Sleep can improve your memory, helping you to learn more. In fact, while you’re asleep, your brain is busy “practicing” skills you’ve learned during your waking hours. This process is called consolidation. Essentially, sleep helps to cement what you’ve already learned into your working memory. This is definitely advantageous during periods like starting a new job or finishing a degree.
Along these lines, not only does your brain consolidate memories while you sleep, it also reorganizes them in a way. During restful periods, your brain is working to restructure your memories from the day, which can actually result in improving creativity. Such a benefit is great for helping you to complete creative projects. It’s also beneficial in spurring out-of-the-box thinking, which can always come in handy during periods of life transition.
Sleep deprivation adversely affects a wide array of brain functions. Cognition and concentration are two of the big ones. It’s been shown that lack of sleep can cause similar effects as alcohol intoxication.
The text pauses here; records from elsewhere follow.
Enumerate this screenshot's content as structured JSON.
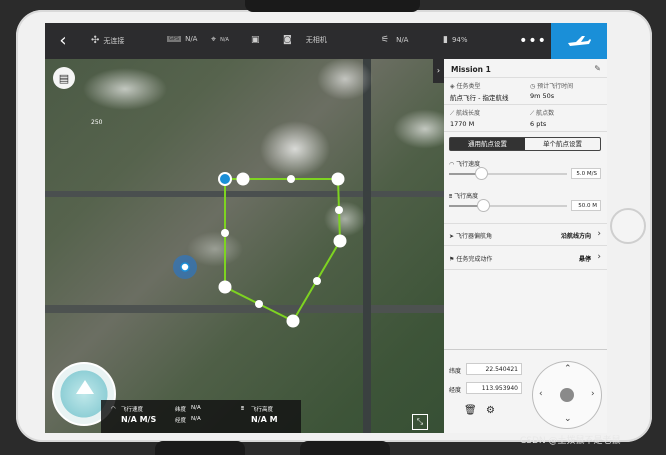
{
  "topbar": {
    "connection": "无连接",
    "gps": "N/A",
    "signal": "N/A",
    "camera": "无相机",
    "mode_value": "N/A",
    "battery": "94%",
    "more_label": "•••"
  },
  "map": {
    "scale_label": "250"
  },
  "panel": {
    "title": "Mission 1",
    "task_type_label": "任务类型",
    "task_type_value": "航点飞行 - 指定航线",
    "est_time_label": "预计飞行时间",
    "est_time_value": "9m 50s",
    "route_length_label": "航线长度",
    "route_length_value": "1770 M",
    "waypoint_count_label": "航点数",
    "waypoint_count_value": "6 pts",
    "tab_general": "通用航点设置",
    "tab_single": "单个航点设置",
    "speed_label": "飞行速度",
    "speed_value": "5.0 M/S",
    "speed_fraction": 0.27,
    "altitude_label": "飞行高度",
    "altitude_value": "50.0 M",
    "altitude_fraction": 0.29,
    "heading_label": "飞行器偏航角",
    "heading_value": "沿航线方向",
    "finish_label": "任务完成动作",
    "finish_value": "悬停",
    "lat_label": "纬度",
    "lat_value": "22.540421",
    "lng_label": "经度",
    "lng_value": "113.953940"
  },
  "telemetry": {
    "speed_label": "飞行速度",
    "speed_value": "N/A M/S",
    "lat_label": "纬度",
    "lat_value": "N/A",
    "lng_label": "经度",
    "lng_value": "N/A",
    "alt_label": "飞行高度",
    "alt_value": "N/A M"
  },
  "watermark": "CSDN @土拨鼠不是老鼠",
  "colors": {
    "accent": "#1a8fd8",
    "route": "#7ed321",
    "topbar": "#2c2c2e"
  }
}
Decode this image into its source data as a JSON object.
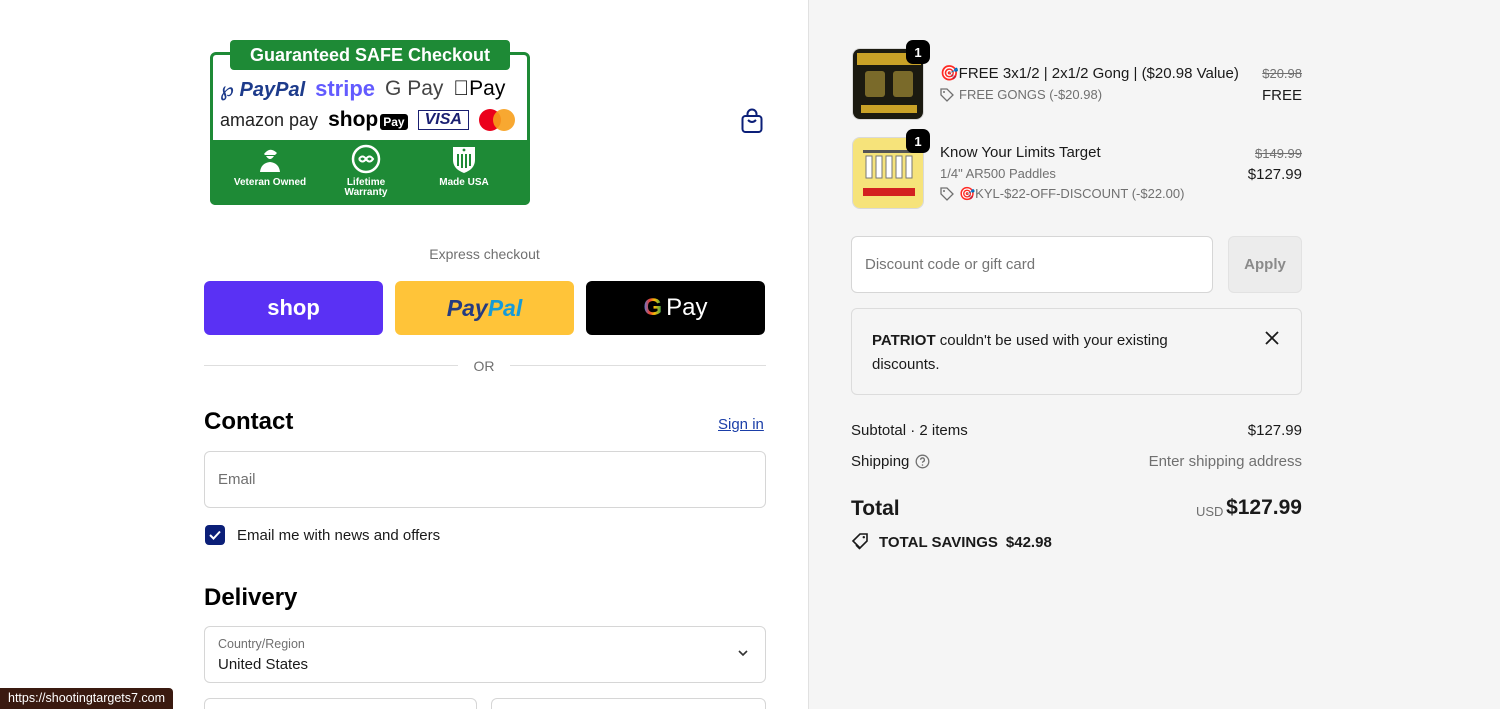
{
  "badge": {
    "title": "Guaranteed SAFE Checkout",
    "pay_logos": [
      "PayPal",
      "stripe",
      "G Pay",
      "Pay",
      "amazon pay",
      "shop",
      "Pay",
      "VISA"
    ],
    "trust": [
      {
        "label": "Veteran Owned"
      },
      {
        "label": "Lifetime Warranty"
      },
      {
        "label": "Made USA"
      }
    ]
  },
  "express": {
    "label": "Express checkout",
    "shop_label": "shop",
    "paypal_label_1": "Pay",
    "paypal_label_2": "Pal",
    "gpay_label": "Pay",
    "or": "OR"
  },
  "contact": {
    "heading": "Contact",
    "sign_in": "Sign in",
    "email_placeholder": "Email",
    "news_label": "Email me with news and offers"
  },
  "delivery": {
    "heading": "Delivery",
    "country_label": "Country/Region",
    "country_value": "United States"
  },
  "status_url": "https://shootingtargets7.com",
  "cart": {
    "items": [
      {
        "qty": "1",
        "name": "🎯FREE 3x1/2 | 2x1/2 Gong | ($20.98 Value)",
        "discount": "FREE GONGS (-$20.98)",
        "old_price": "$20.98",
        "price": "FREE"
      },
      {
        "qty": "1",
        "name": "Know Your Limits Target",
        "variant": "1/4\" AR500 Paddles",
        "discount": "🎯KYL-$22-OFF-DISCOUNT (-$22.00)",
        "old_price": "$149.99",
        "price": "$127.99"
      }
    ],
    "discount_placeholder": "Discount code or gift card",
    "apply_label": "Apply",
    "notice_code": "PATRIOT",
    "notice_text": " couldn't be used with your existing discounts.",
    "subtotal_label": "Subtotal · 2 items",
    "subtotal_value": "$127.99",
    "shipping_label": "Shipping",
    "shipping_value": "Enter shipping address",
    "total_label": "Total",
    "currency": "USD",
    "total_value": "$127.99",
    "savings_label": "TOTAL SAVINGS",
    "savings_value": "$42.98"
  },
  "colors": {
    "badge_green": "#1e8a36",
    "shop_purple": "#5a31f4",
    "paypal_yellow": "#ffc439",
    "checkbox_navy": "#0b1f78",
    "link_blue": "#1a3ea8"
  }
}
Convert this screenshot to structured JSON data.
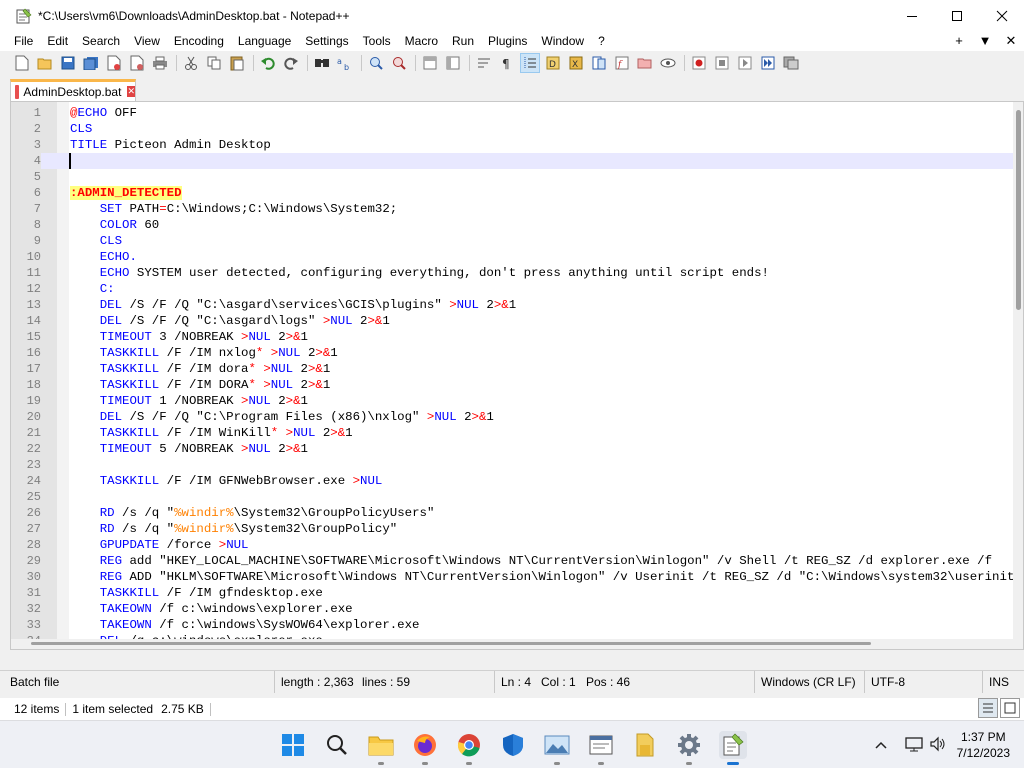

That’s pretty significant. On the other hand, adequate sleep improves cognitive functioning and attention. When you’re struggling with a problem or a difficult time, you definitely want to be at the top of your game in order to have your best shot at overcoming the issue.
One of the biggest zappers of productivity and motivation is depression. Falling into such a state during tumultuous times is bound to be more likely for those predisposed to depression. You can try to keep that from happening by getting into a regular sleep routine. Poor sleep has a strong link to depression. Working to form a solid sleep habit may help keep depression at bay.
Better Social Function and Emotional Regulation
When you’re exhausted, you’re more apt to miss certain social cues such as tone of voice or change in facial expression. These problems can lead to interpersonal misunderstandings or other unnecessary difficulties. Lack of sleep also puts you at the mercy of your emotions, rather than in control. When you’re emotional, you’re not likely to make your best decisions. Sleep helps you to feel better prepared to handle your interactions with others and with your own emotions.
These are some of the top benefits of a good night’s sleep. You’ll feel more alert, steady, and excited about facing each day when you’ve gotten adequate sleep.